The professor and oil author Rafael Quiroz said on Tuesday: “If the price of an oil barrel falls below 27 dollars, PDVSA will producing at a loss. The oil extracted in the Orinoco Belt costs between 27 and 33 dollars per barrel because it is a product that needs a lot of refining since it is extra heavy”.

You must read: PDVSA using foreign partners to circumvent US oil sanctions

PDVSA reports oil export prices weekly. On Friday it reported that was selling its oil at $45 per barrel, but on Monday the price fell by more than 50% worldwide. It has since recovered some, but the full impact will only be known again this Friday if the Maduro regime decides to publish again the weekly oil figures.
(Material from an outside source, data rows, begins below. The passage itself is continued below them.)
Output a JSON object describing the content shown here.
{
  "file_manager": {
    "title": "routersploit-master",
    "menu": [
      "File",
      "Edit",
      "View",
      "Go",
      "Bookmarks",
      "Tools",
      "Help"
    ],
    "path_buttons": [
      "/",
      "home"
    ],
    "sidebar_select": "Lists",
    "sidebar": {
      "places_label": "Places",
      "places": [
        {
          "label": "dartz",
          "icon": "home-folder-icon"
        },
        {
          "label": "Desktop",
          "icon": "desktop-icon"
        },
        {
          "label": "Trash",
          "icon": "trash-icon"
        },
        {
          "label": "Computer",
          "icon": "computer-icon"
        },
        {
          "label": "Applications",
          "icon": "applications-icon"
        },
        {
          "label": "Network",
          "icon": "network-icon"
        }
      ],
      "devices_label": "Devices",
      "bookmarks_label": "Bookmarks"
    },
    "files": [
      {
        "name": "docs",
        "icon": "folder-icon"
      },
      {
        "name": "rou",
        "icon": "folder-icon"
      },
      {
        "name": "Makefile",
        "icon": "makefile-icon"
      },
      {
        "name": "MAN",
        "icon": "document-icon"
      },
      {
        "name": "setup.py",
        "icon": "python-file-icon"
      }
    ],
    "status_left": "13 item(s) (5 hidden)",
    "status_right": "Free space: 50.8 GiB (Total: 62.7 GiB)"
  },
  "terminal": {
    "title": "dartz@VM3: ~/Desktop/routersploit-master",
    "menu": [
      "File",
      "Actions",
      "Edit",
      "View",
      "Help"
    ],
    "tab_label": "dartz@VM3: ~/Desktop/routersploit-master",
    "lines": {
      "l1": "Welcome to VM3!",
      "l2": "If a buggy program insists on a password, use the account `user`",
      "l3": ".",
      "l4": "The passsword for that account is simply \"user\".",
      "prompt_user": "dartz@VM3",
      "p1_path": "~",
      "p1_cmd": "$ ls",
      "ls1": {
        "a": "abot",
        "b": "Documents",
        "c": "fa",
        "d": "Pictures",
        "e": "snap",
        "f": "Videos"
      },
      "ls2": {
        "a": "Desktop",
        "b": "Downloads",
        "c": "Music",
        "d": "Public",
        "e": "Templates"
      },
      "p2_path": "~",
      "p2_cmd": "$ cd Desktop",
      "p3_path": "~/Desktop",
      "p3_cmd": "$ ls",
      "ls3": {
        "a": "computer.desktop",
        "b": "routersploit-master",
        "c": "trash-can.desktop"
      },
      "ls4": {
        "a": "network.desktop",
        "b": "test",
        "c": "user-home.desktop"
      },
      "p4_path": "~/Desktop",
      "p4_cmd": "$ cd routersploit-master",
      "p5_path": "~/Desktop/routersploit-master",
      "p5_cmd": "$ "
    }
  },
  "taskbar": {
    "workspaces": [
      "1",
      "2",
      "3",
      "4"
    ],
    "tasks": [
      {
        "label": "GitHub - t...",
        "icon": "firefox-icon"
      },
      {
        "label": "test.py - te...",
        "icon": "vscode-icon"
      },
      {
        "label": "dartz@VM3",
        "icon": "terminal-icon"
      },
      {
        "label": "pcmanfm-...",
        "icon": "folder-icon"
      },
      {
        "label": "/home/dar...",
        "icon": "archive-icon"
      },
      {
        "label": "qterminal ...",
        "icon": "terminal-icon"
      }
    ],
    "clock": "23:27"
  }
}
The expert added that the collapse of oil prices means that the value of the Petro will also fall because the crypto-currency created by Nicolas Maduro is anchored to the price of the oil barrel.

- Advertisement -

In an interview, Quiroz assured that “the fall in the value of petroleum will harm fiscal, budgetary and public spending in Venezuela”.

About the impact of the coronavirus on the world economy, specifically, in the energy field, Quiroz warned that, in the case of China, “oil consumption has decreased a lot, which has also affected the economies of other countries”.

To Venezuela involved in a complex humanitarian crisis, not selling oil or selling at a skinny chicken price, would mean that the government would not even have enough to buy the disputed CLAP, the boxes of food used as a social control tool.

Behind the news that you just read, there is another story. The story of a team of journalists who appreciates independence, just like you. A team who has the commitment to unveil injustice and the abuse of power. But to keep doing it, we need your support. Join our cause: to make the kind of journalism that shows you the facts and keeps you awake.SUPPORT JOURNALISM THAT SHOWS YOU THE FACTS AND KEEPS YOU AWAKE


What expect from Venezuelan National Assembly in 2020?

This January 5 begins a new period in Venezuela National Assembly, and it seems Juan Guaido will be reelected as Parliament...
Tu indignación es necesaria
Hazte Aliado